-------- Data in this exercise --------

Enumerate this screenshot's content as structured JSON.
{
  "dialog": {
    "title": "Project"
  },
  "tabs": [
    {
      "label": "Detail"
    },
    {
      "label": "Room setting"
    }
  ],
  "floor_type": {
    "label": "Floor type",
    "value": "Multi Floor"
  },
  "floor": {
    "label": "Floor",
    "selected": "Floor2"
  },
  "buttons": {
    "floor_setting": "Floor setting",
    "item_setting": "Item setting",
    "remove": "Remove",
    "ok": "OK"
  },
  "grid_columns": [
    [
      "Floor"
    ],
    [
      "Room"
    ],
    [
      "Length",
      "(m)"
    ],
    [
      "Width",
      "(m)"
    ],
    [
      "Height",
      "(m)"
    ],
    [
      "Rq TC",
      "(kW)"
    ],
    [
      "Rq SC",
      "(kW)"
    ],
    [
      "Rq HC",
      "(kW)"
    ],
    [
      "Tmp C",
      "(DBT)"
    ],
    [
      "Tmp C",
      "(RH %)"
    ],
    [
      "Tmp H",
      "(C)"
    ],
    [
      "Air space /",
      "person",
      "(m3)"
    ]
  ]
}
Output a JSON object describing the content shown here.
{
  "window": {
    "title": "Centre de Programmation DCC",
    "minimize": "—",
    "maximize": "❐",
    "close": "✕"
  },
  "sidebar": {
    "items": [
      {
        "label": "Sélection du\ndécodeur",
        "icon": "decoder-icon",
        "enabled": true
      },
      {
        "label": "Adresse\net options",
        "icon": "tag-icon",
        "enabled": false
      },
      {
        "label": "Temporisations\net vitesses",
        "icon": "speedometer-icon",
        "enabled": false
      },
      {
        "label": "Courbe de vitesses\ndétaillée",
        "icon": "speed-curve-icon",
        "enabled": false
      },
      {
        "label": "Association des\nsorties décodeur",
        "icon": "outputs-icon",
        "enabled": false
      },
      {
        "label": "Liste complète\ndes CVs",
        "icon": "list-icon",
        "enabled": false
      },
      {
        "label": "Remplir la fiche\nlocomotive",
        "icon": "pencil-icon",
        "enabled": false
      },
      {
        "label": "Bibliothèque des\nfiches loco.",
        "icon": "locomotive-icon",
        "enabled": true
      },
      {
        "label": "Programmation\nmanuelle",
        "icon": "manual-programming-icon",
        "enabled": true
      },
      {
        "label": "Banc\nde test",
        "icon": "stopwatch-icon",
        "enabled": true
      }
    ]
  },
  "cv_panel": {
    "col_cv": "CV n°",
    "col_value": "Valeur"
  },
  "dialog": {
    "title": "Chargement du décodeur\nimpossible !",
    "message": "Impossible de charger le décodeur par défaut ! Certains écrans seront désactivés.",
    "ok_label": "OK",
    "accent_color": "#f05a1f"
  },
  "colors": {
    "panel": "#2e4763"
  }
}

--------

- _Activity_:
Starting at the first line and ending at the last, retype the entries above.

- _Answer for the task_:
Enumerate this screenshot's content as structured JSON.
{
  "dialog": {
    "title": "Project"
  },
  "tabs": [
    {
      "label": "Detail"
    },
    {
      "label": "Room setting"
    }
  ],
  "floor_type": {
    "label": "Floor type",
    "value": "Multi Floor"
  },
  "floor": {
    "label": "Floor",
    "selected": "Floor2"
  },
  "buttons": {
    "floor_setting": "Floor setting",
    "item_setting": "Item setting",
    "remove": "Remove",
    "ok": "OK"
  },
  "grid_columns": [
    [
      "Floor"
    ],
    [
      "Room"
    ],
    [
      "Length",
      "(m)"
    ],
    [
      "Width",
      "(m)"
    ],
    [
      "Height",
      "(m)"
    ],
    [
      "Rq TC",
      "(kW)"
    ],
    [
      "Rq SC",
      "(kW)"
    ],
    [
      "Rq HC",
      "(kW)"
    ],
    [
      "Tmp C",
      "(DBT)"
    ],
    [
      "Tmp C",
      "(RH %)"
    ],
    [
      "Tmp H",
      "(C)"
    ],
    [
      "Air space /",
      "person",
      "(m3)"
    ]
  ]
}
Output a JSON object describing the content shown here.
{
  "window": {
    "title": "Centre de Programmation DCC",
    "minimize": "—",
    "maximize": "❐",
    "close": "✕"
  },
  "sidebar": {
    "items": [
      {
        "label": "Sélection du\ndécodeur",
        "icon": "decoder-icon",
        "enabled": true
      },
      {
        "label": "Adresse\net options",
        "icon": "tag-icon",
        "enabled": false
      },
      {
        "label": "Temporisations\net vitesses",
        "icon": "speedometer-icon",
        "enabled": false
      },
      {
        "label": "Courbe de vitesses\ndétaillée",
        "icon": "speed-curve-icon",
        "enabled": false
      },
      {
        "label": "Association des\nsorties décodeur",
        "icon": "outputs-icon",
        "enabled": false
      },
      {
        "label": "Liste complète\ndes CVs",
        "icon": "list-icon",
        "enabled": false
      },
      {
        "label": "Remplir la fiche\nlocomotive",
        "icon": "pencil-icon",
        "enabled": false
      },
      {
        "label": "Bibliothèque des\nfiches loco.",
        "icon": "locomotive-icon",
        "enabled": true
      },
      {
        "label": "Programmation\nmanuelle",
        "icon": "manual-programming-icon",
        "enabled": true
      },
      {
        "label": "Banc\nde test",
        "icon": "stopwatch-icon",
        "enabled": true
      }
    ]
  },
  "cv_panel": {
    "col_cv": "CV n°",
    "col_value": "Valeur"
  },
  "dialog": {
    "title": "Chargement du décodeur\nimpossible !",
    "message": "Impossible de charger le décodeur par défaut ! Certains écrans seront désactivés.",
    "ok_label": "OK",
    "accent_color": "#f05a1f"
  },
  "colors": {
    "panel": "#2e4763"
  }
}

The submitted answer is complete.